I had very little knowledge of Death end re;Quest 2 when I started playing. The only thing I knew about it was that the previous game, Death end re;Quest was a JRPG about entering the world of a creaky old fantasy MMO. It was, like many games from Compile Heart, destined to become the kind of game that interested me, but I ultimately would not find the time to take up or even think about all that much after its initial release. That essentially ensured I went into Death end re;Quest 2 almost completely blind, and as it turns out, that was a great thing to be.
That’s because the game isn’t exactly a direct sequel to the original game. In fact, it hides what I can only assume to be connections to the previous game (which I have never played) for its opening hours, treating the initial experience as something almost completely unlike its predecessor’s elevator pitch. Where the first game billed itself as something like a darker take on Sword Art Online, Death end re;Quest 2 is a gothic mystery from moment one. A young woman named Mai Toyama is suffering horrific abuse at the hands of her alcoholic father. The scene doesn’t last long, as Mai, with the help of a hatchet, renders herself an orphan.
She’s sent to the Wordsworth Academy, an orphanage for troubled girls inexplicably located in the quaint European village of Le Choara. She’s not there by chance, though: Mai is searching for clues as to the whereabouts of her long-lost sister. But when some of her new schoolmates are mysteriously “re-homed” after nightfall, she begins investigating the cause. Gruesome secrets and unusual mysteries await.
The mystery angle of Death end re;Quest 2‘s narrative and the nature of the storytelling behooves me to not reveal much else. I don’t consider myself particularly spoiler-averse (unless you’re talking about Danganronpa), but there’s definitely a pleasure to seeing the twists for yourself that I won’t deny a potentially interested player. Let’s just say that the game explores its themes of trauma, abuse, and the role of a parent in a child’s life more effectively than some other recent titles I’ve tried that play in that space. It’s a far contrast with the cutesy, Neptunia-like style of the character designs and even the previous game (at least, based on my research). For a developer that’s firmly ensconced in the “JRPG comfort food” zone of appealingly mediocre experiences, Death end re;Quest 2 is surprisingly unafraid to go to some truly bleak places.

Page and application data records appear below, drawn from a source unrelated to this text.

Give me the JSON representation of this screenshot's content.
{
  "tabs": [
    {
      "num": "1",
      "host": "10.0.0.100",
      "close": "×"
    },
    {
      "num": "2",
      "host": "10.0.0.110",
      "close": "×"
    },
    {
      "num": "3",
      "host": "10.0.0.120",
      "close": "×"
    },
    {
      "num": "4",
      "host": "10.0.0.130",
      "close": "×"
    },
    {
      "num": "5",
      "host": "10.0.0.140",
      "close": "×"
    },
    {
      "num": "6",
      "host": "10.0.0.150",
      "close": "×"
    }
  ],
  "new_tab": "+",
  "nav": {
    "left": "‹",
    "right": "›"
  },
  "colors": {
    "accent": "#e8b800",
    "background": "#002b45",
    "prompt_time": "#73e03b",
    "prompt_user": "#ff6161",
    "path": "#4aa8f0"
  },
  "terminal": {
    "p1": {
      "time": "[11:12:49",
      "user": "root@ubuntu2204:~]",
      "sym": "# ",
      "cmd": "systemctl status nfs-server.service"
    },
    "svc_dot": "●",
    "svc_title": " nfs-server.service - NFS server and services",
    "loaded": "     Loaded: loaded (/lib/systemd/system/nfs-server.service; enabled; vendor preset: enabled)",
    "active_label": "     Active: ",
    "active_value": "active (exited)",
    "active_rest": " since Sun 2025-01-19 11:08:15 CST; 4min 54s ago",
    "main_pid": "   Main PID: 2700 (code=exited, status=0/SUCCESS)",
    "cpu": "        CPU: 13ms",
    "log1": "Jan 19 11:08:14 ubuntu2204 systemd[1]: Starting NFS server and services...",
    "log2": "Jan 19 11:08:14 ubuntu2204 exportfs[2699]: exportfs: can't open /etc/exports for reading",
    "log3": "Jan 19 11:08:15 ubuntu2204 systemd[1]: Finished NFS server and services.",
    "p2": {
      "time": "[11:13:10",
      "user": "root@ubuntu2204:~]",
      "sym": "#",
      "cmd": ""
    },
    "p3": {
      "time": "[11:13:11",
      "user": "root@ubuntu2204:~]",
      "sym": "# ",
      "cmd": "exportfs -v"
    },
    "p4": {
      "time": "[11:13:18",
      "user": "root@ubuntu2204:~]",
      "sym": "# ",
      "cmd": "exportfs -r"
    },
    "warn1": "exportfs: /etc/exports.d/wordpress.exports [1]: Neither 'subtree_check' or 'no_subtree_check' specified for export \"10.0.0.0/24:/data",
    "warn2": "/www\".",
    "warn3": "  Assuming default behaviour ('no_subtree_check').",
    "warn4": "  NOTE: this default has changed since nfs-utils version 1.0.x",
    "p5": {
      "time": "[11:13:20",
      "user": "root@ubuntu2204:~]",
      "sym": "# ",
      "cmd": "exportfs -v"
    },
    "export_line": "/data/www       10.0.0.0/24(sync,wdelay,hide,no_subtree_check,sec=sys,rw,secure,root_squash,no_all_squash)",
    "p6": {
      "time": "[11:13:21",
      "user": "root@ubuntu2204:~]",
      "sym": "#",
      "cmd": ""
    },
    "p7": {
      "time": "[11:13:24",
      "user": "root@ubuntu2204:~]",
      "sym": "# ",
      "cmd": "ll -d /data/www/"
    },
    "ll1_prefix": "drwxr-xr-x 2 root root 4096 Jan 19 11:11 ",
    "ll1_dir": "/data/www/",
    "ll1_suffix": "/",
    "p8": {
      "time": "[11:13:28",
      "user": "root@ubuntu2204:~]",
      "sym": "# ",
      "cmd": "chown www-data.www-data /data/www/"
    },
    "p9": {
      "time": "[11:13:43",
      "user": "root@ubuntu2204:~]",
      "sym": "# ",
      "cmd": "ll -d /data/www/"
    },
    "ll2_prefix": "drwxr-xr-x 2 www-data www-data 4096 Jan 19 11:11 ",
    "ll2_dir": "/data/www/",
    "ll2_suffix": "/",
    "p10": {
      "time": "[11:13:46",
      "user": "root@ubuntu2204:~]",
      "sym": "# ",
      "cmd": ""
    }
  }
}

You’d be forgiven for thinking I’m talking about a pure adventure game or visual novel, along the lines of Corpse Party, but rest assured, Death end re:Quest 2 is a full-on JRPG, complete with a somewhat fiddly but innovative battle system. The game is structured into two halves. During the day Mai can move about the school and town, visiting her friends and investigating the mystery. The narrative is delivered by copious amounts of text and a decent amount of voiced cutscenes, delivered in the now-standard format of 2D cutouts over text boxes. The game makes the most of a clearly limited asset budget, by lavishing attention and detail on the lightly-animated models used by the main characters, and leaving incidental personas to tiny portraits in the corners. Even art is also somewhat sparingly used, but what’s there is well-done, and those looking for some gross-out thrills would be advised to stumble into a few bad endings every so often.
At night, though, the game changes to a more traditional JRPG format. You’ll run around the town as it’s slowly taken over by some unnamed corruption, battling monsters along the way. Battles take place in an enclosed circle, with the playing field littered with patterns of “bugs”. Using abilities to knock monsters around the arena and into the bugs and even your own party members will damage them, while collecting enough of the bugs allows a member to transform into a powerful alternate mode with enhanced abilities (not unlike a Neptunia Goddess Form transition). The battles are engaging, though not particularly challenging, since defeating enough monsters well will get you far enough ahead of the difficulty curve that you’ll start to steamroll most encounters. Not that that’s a big problem, considering the game’s storytelling is much more interesting than its battles.
Though I’m not done with the game yet, Death end re;Quest 2 took me by surprise, and might be ideal for a long Halloween weekend romp.
Death end re;Quest 2 is immediately available on the PS4 and PC.